Visiting the Gap of Mamore a couple of days ago, we intended to photograph the formidable pass in a way we had not had a chance to when transversing it on bicycles earlier this year. But before we reached the mountain road, we made a detour for a tiny hamlet by the beach at Tullagh Bay, having noticed something there that piqued our curiosity.
On arrival there we saw that a cottage, which had formerly been a crumpling ruin, was being renovated. A man was up on a ladder, laying down the thatch. Of course I could not resist and meandered toward him carefully to watch. Minutes later, we were inside the cottage, being given a historical tour and a telling of its repairs.
Thatched cottages, once iconic of the Irish landscape, had all but disappeared from existence in the past several decades. Unvalued, these structures were abandoned or knocked down nonchalantly by the thousands in favour of contemporary housing. Only in the past few years has an interest in the preservation and restoration of vernacular architecture appeared. Not only for historical reasons, but because, increasingly, it emerges that these structures can be made remarkably energy efficient, breathable, weather-resistant, and eco-friendly, whilst using natural and locally sourced materials - from the stone, to the paint, to the thatch.
The roof, the thatcher explained, was actually flax - harvested from a local field, pleasantly soft to the touch and flexible in its unprocessed state. Excited, I told him I often use linen yarn for knitting but had never seen it in its raw form (the thatched cottages I know all use reeds). He then showed me how flax is turned into linen thread from the raw stalks. To my surprise, not much needs to be done to it. The inner stalk is removed and the outside is combed, until it becomes ever softer and more flexible, almost hair-like. You can get it to a rough, but never the less spinnable state by hand, if need be.
On the subject of spinning, it wasn't long before talk turned to the serpentine monster behind the cottage and the challenges of conquering it by bicycle.
One of the steepest climbs in all of Ireland, the Mamore Gap sits in the northernmost corner of the island, on the Inishowen Peninsula in Donegal. When crossed from north to south, it is a 2 mile ascent with an average grade of 15%. I believe the maximum surpasses 30%, but my computer gets wonky at that point so I can't be exact.

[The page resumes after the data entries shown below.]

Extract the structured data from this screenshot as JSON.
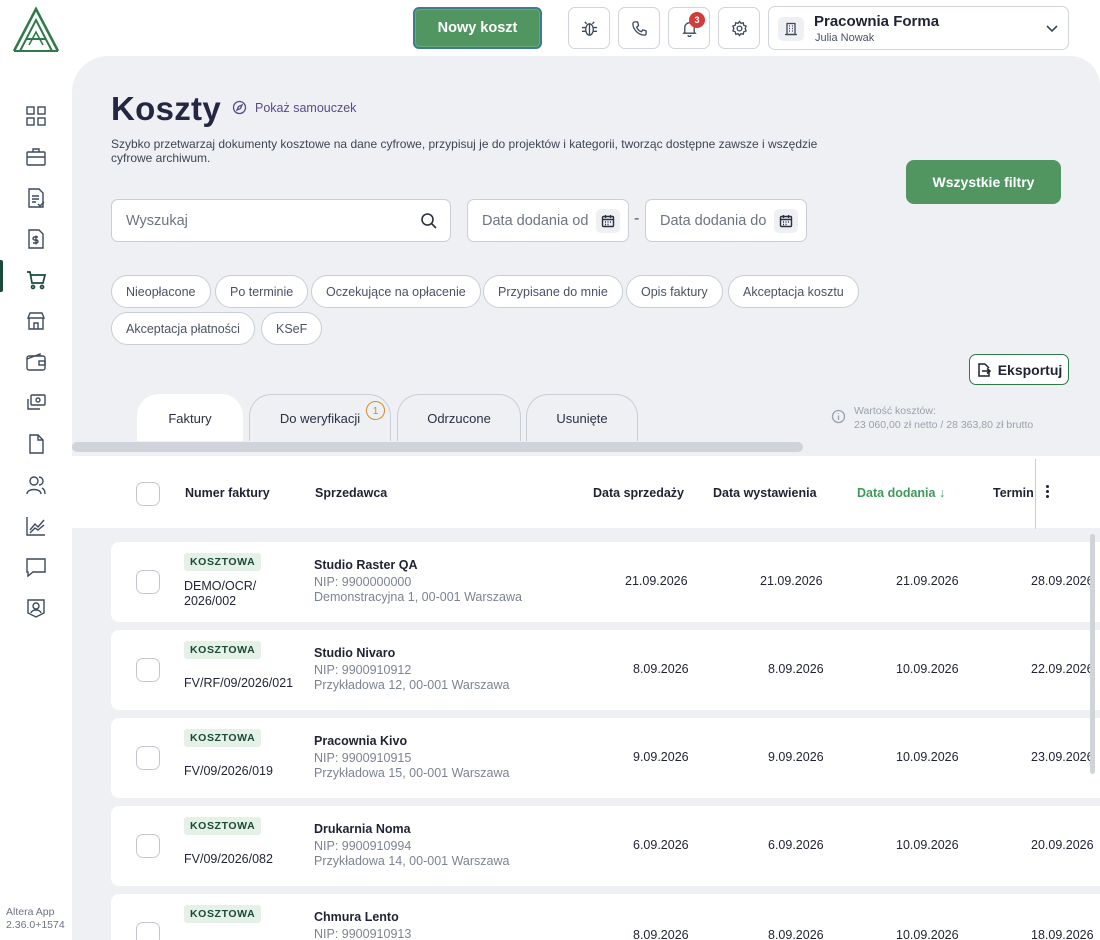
{
  "topbar": {
    "new_cost_label": "Nowy koszt",
    "notifications_count": "3",
    "company_name": "Pracownia Forma",
    "user_name": "Julia Nowak"
  },
  "sidebar": {
    "items": [
      {
        "icon": "dashboard-icon"
      },
      {
        "icon": "briefcase-icon"
      },
      {
        "icon": "invoice-icon"
      },
      {
        "icon": "money-document-icon"
      },
      {
        "icon": "cart-icon",
        "active": true
      },
      {
        "icon": "store-icon"
      },
      {
        "icon": "wallet-icon"
      },
      {
        "icon": "payments-icon"
      },
      {
        "icon": "document-icon"
      },
      {
        "icon": "users-icon"
      },
      {
        "icon": "chart-icon"
      },
      {
        "icon": "chat-icon"
      },
      {
        "icon": "user-badge-icon"
      }
    ],
    "version_line1": "Altera App",
    "version_line2": "2.36.0+1574"
  },
  "page": {
    "title": "Koszty",
    "tutorial_label": "Pokaż samouczek",
    "description": "Szybko przetwarzaj dokumenty kosztowe na dane cyfrowe, przypisuj je do projektów i kategorii, tworząc dostępne zawsze i wszędzie cyfrowe archiwum.",
    "all_filters_label": "Wszystkie filtry",
    "search_placeholder": "Wyszukaj",
    "date_from_placeholder": "Data dodania od",
    "date_to_placeholder": "Data dodania do",
    "date_separator": "-",
    "export_label": "Eksportuj"
  },
  "chips": [
    "Nieopłacone",
    "Po terminie",
    "Oczekujące na opłacenie",
    "Przypisane do mnie",
    "Opis faktury",
    "Akceptacja kosztu",
    "Akceptacja płatności",
    "KSeF"
  ],
  "tabs": [
    {
      "label": "Faktury",
      "active": true
    },
    {
      "label": "Do weryfikacji",
      "badge": "1"
    },
    {
      "label": "Odrzucone"
    },
    {
      "label": "Usunięte"
    }
  ],
  "value_info": {
    "label": "Wartość kosztów:",
    "amount": "23 060,00 zł netto / 28 363,80 zł brutto"
  },
  "table": {
    "columns": {
      "number": "Numer faktury",
      "seller": "Sprzedawca",
      "sale_date": "Data sprzedaży",
      "issue_date": "Data wystawienia",
      "added_date": "Data dodania ↓",
      "due": "Termin"
    },
    "rows": [
      {
        "tag": "KOSZTOWA",
        "number": "DEMO/OCR/ 2026/002",
        "seller": "Studio Raster QA",
        "nip": "NIP: 9900000000",
        "address": "Demonstracyjna 1, 00-001 Warszawa",
        "sale_date": "21.09.2026",
        "issue_date": "21.09.2026",
        "added_date": "21.09.2026",
        "due": "28.09.2026"
      },
      {
        "tag": "KOSZTOWA",
        "number": "FV/RF/09/2026/021",
        "seller": "Studio Nivaro",
        "nip": "NIP: 9900910912",
        "address": "Przykładowa 12, 00-001 Warszawa",
        "sale_date": "8.09.2026",
        "issue_date": "8.09.2026",
        "added_date": "10.09.2026",
        "due": "22.09.2026"
      },
      {
        "tag": "KOSZTOWA",
        "number": "FV/09/2026/019",
        "seller": "Pracownia Kivo",
        "nip": "NIP: 9900910915",
        "address": "Przykładowa 15, 00-001 Warszawa",
        "sale_date": "9.09.2026",
        "issue_date": "9.09.2026",
        "added_date": "10.09.2026",
        "due": "23.09.2026"
      },
      {
        "tag": "KOSZTOWA",
        "number": "FV/09/2026/082",
        "seller": "Drukarnia Noma",
        "nip": "NIP: 9900910994",
        "address": "Przykładowa 14, 00-001 Warszawa",
        "sale_date": "6.09.2026",
        "issue_date": "6.09.2026",
        "added_date": "10.09.2026",
        "due": "20.09.2026"
      },
      {
        "tag": "KOSZTOWA",
        "number": "",
        "seller": "Chmura Lento",
        "nip": "NIP: 9900910913",
        "address": "",
        "sale_date": "8.09.2026",
        "issue_date": "8.09.2026",
        "added_date": "10.09.2026",
        "due": "18.09.2026"
      }
    ]
  }
}
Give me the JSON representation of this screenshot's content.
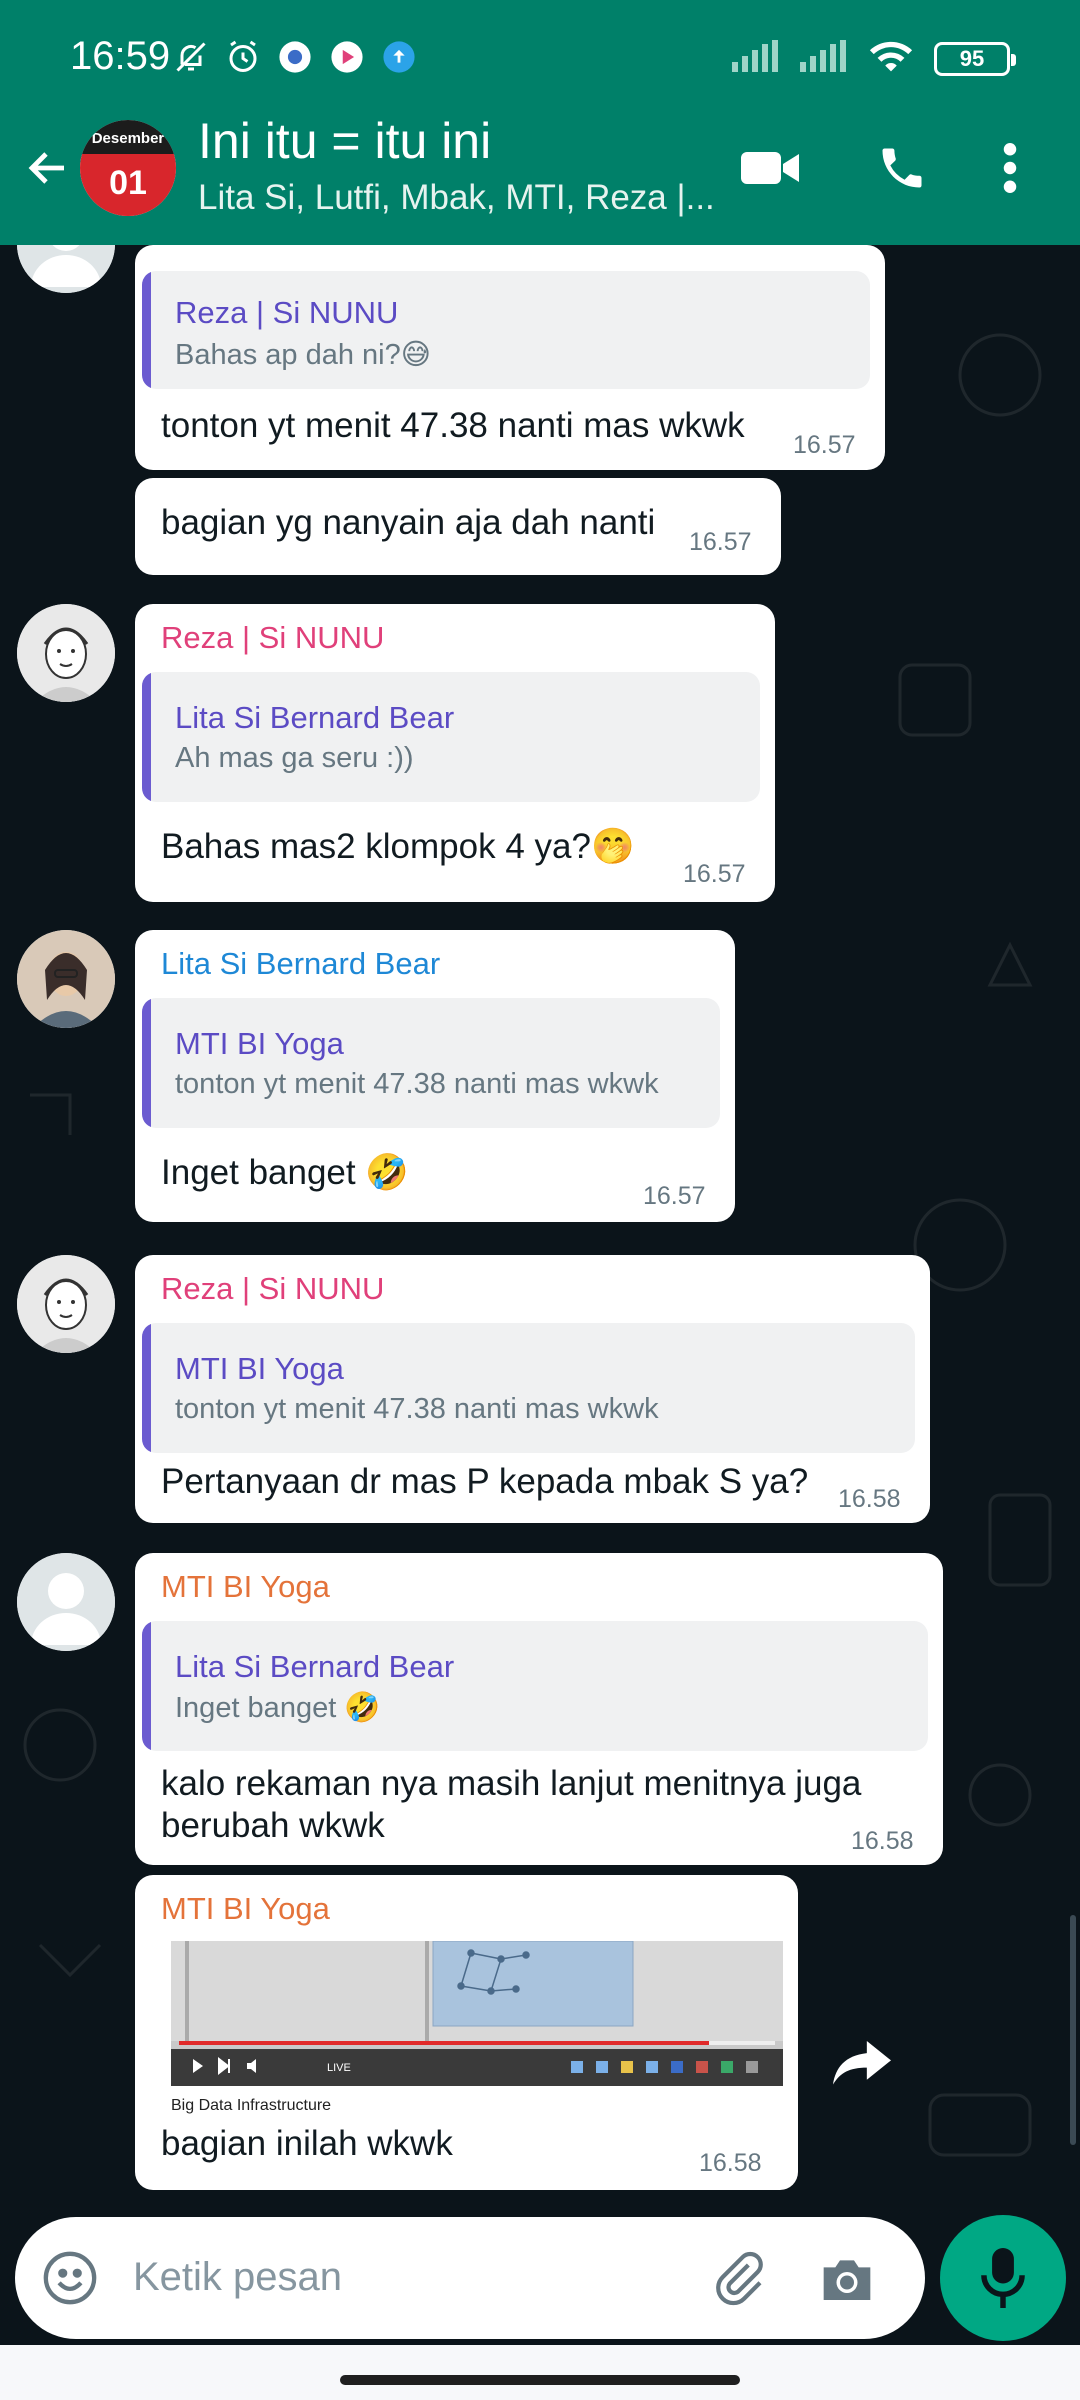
{
  "status_bar": {
    "time": "16:59",
    "battery": "95"
  },
  "header": {
    "avatar_month": "Desember",
    "avatar_day": "01",
    "title": "Ini itu = itu ini",
    "subtitle": "Lita Si, Lutfi, Mbak, MTI, Reza |..."
  },
  "messages": [
    {
      "quote": {
        "name": "Reza | Si NUNU",
        "text": "Bahas ap dah ni?😅"
      },
      "text": "tonton yt menit 47.38 nanti mas wkwk",
      "time": "16.57"
    },
    {
      "text": "bagian yg nanyain aja dah nanti",
      "time": "16.57"
    },
    {
      "sender": "Reza | Si NUNU",
      "quote": {
        "name": "Lita Si Bernard Bear",
        "text": "Ah mas ga seru :))"
      },
      "text": "Bahas mas2 klompok 4 ya?🤭",
      "time": "16.57"
    },
    {
      "sender": "Lita Si Bernard Bear",
      "quote": {
        "name": "MTI BI Yoga",
        "text": "tonton yt menit 47.38 nanti mas wkwk"
      },
      "text": "Inget banget 🤣",
      "time": "16.57"
    },
    {
      "sender": "Reza | Si NUNU",
      "quote": {
        "name": "MTI BI Yoga",
        "text": "tonton yt menit 47.38 nanti mas wkwk"
      },
      "text": "Pertanyaan dr mas P kepada mbak S ya?",
      "time": "16.58"
    },
    {
      "sender": "MTI BI Yoga",
      "quote": {
        "name": "Lita Si Bernard Bear",
        "text": "Inget banget 🤣"
      },
      "text_line1": "kalo rekaman nya masih lanjut menitnya juga",
      "text_line2": "berubah wkwk",
      "time": "16.58"
    },
    {
      "sender": "MTI BI Yoga",
      "image_caption": "Big Data Infrastructure",
      "image_live": "LIVE",
      "text": "bagian inilah wkwk",
      "time": "16.58"
    }
  ],
  "input": {
    "placeholder": "Ketik pesan"
  },
  "colors": {
    "header": "#008069",
    "sender_reza": "#e0407a",
    "sender_lita": "#1e88d6",
    "sender_mti": "#e4733a",
    "quote_accent": "#6b5bd0",
    "mic": "#00a884"
  }
}
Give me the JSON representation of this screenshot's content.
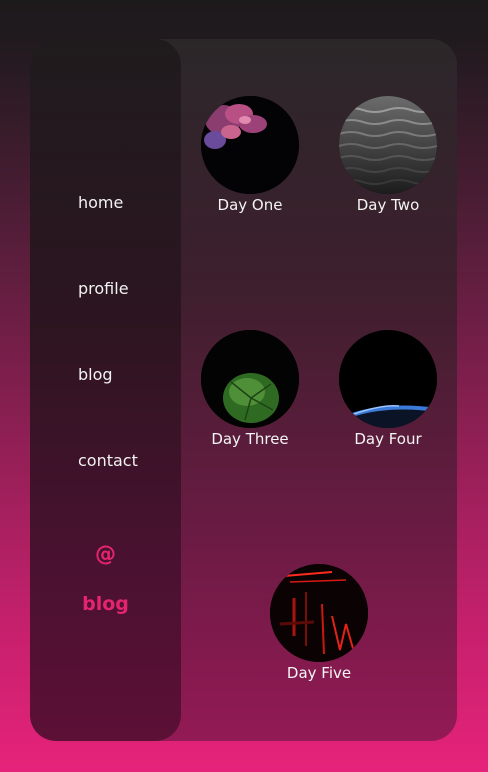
{
  "nav": {
    "items": [
      {
        "label": "home"
      },
      {
        "label": "profile"
      },
      {
        "label": "blog"
      },
      {
        "label": "contact"
      }
    ],
    "at_symbol": "@",
    "brand": "blog",
    "accent_color": "#e4246f"
  },
  "posts": [
    {
      "title": "Day One",
      "image": "smoke-cloud"
    },
    {
      "title": "Day Two",
      "image": "water-ripples"
    },
    {
      "title": "Day Three",
      "image": "green-leaf"
    },
    {
      "title": "Day Four",
      "image": "planet-horizon"
    },
    {
      "title": "Day Five",
      "image": "red-neon-lights"
    }
  ]
}
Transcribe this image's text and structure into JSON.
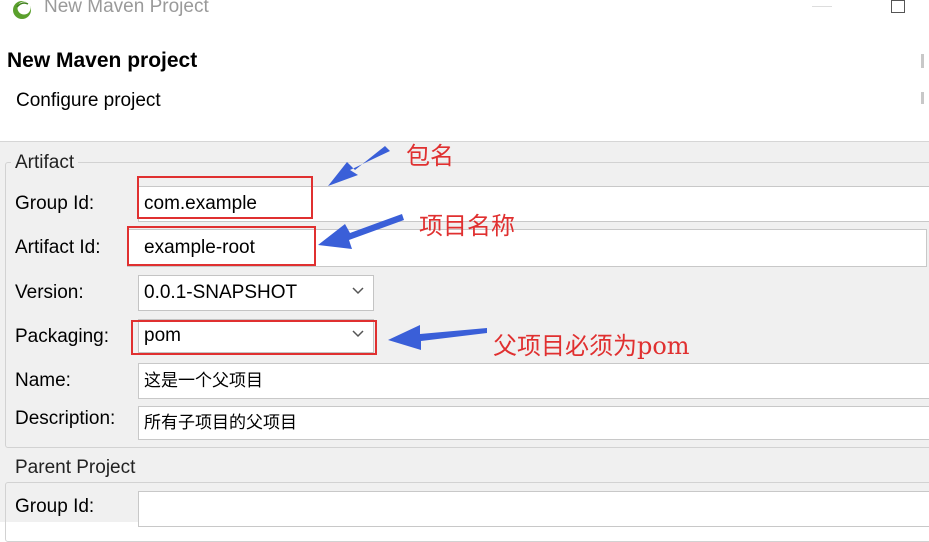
{
  "window": {
    "title": "New Maven Project",
    "app_icon": "eclipse-icon",
    "maximize_icon": "maximize-icon"
  },
  "wizard": {
    "title": "New Maven project",
    "subtitle": "Configure project"
  },
  "artifact": {
    "legend": "Artifact",
    "group_id_label": "Group Id:",
    "group_id_value": "com.example",
    "artifact_id_label": "Artifact Id:",
    "artifact_id_value": "example-root",
    "version_label": "Version:",
    "version_value": "0.0.1-SNAPSHOT",
    "packaging_label": "Packaging:",
    "packaging_value": "pom",
    "name_label": "Name:",
    "name_value": "这是一个父项目",
    "description_label": "Description:",
    "description_value": "所有子项目的父项目"
  },
  "parent": {
    "legend": "Parent Project",
    "group_id_label": "Group Id:",
    "group_id_value": ""
  },
  "annotations": {
    "group_id_note": "包名",
    "artifact_id_note": "项目名称",
    "packaging_note": "父项目必须为pom",
    "color": "#e03030",
    "arrow_color": "#3a5fd8"
  }
}
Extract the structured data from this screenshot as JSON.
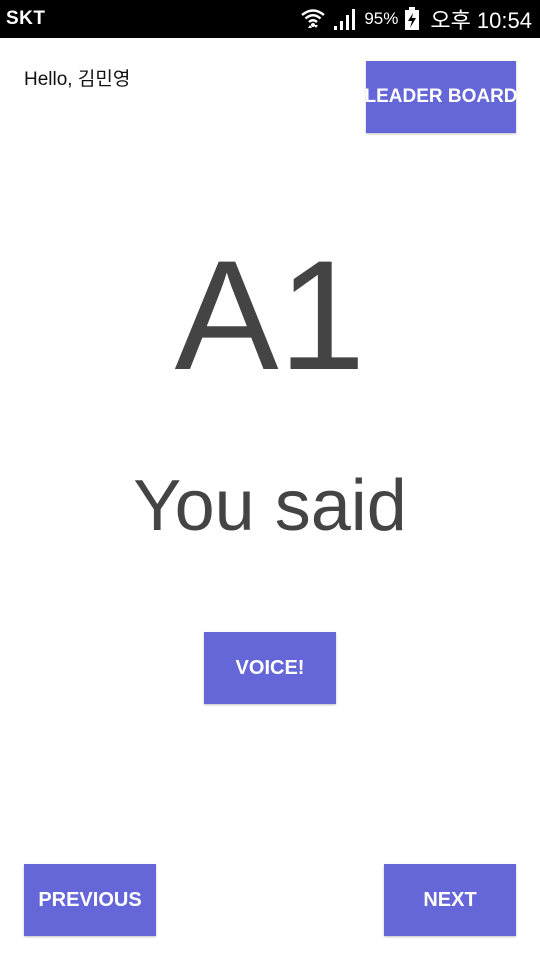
{
  "status_bar": {
    "carrier": "SKT",
    "battery": "95%",
    "time": "오후 10:54",
    "icons": [
      "wifi-icon",
      "signal-icon",
      "battery-charging-icon"
    ]
  },
  "header": {
    "greeting": "Hello, 김민영",
    "leaderboard_label": "LEADER BOARD"
  },
  "main": {
    "word": "A1",
    "result_text": "You said",
    "voice_label": "VOICE!"
  },
  "footer": {
    "previous_label": "PREVIOUS",
    "next_label": "NEXT"
  },
  "colors": {
    "accent": "#6567d8",
    "text": "#444444"
  }
}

For the first time, we crossed the Gap of Mamore last September, as part of an 80 mile spin around the peninsula. My husband went up it in 34/32t, all in one go. I dismounted and walked a couple of stretches - most notably the nearly vertical section pictured. And in honesty, I don't think my gearing was at fault. My nerves gave out merely looking at the slope. Its pitch seemed so implausible, my courage failed me.
Many years ago now, the thatcher told us, there was a man who lived in the stone cottage. He owned a horse and cart, as well as a bicycle. He alternated riding them over the Mamore Gap, on his way to the town of Buncrana (and back!) every weekend. The bicycle was, of course, a black 3-speed roadster. High gearing, chaincase, the works. I gulped, despite only half-believing this story, reliving again my own trek up Mamore.
It was the first time I got off to walk on a climb in over 3 years. This had upset me at first. But later, it cheered me. There are still bits of the landscape - and in my own back yard, at that - that can reduce me to a sniveling novice. And isn't that wonderful?
There is familiarity to cycling, but also a never ending capacity for novelty. And it is this which I think keeps so many of us coming back to it - day after day and year after year.
With the very best New Year wishes, I thank you all for reading.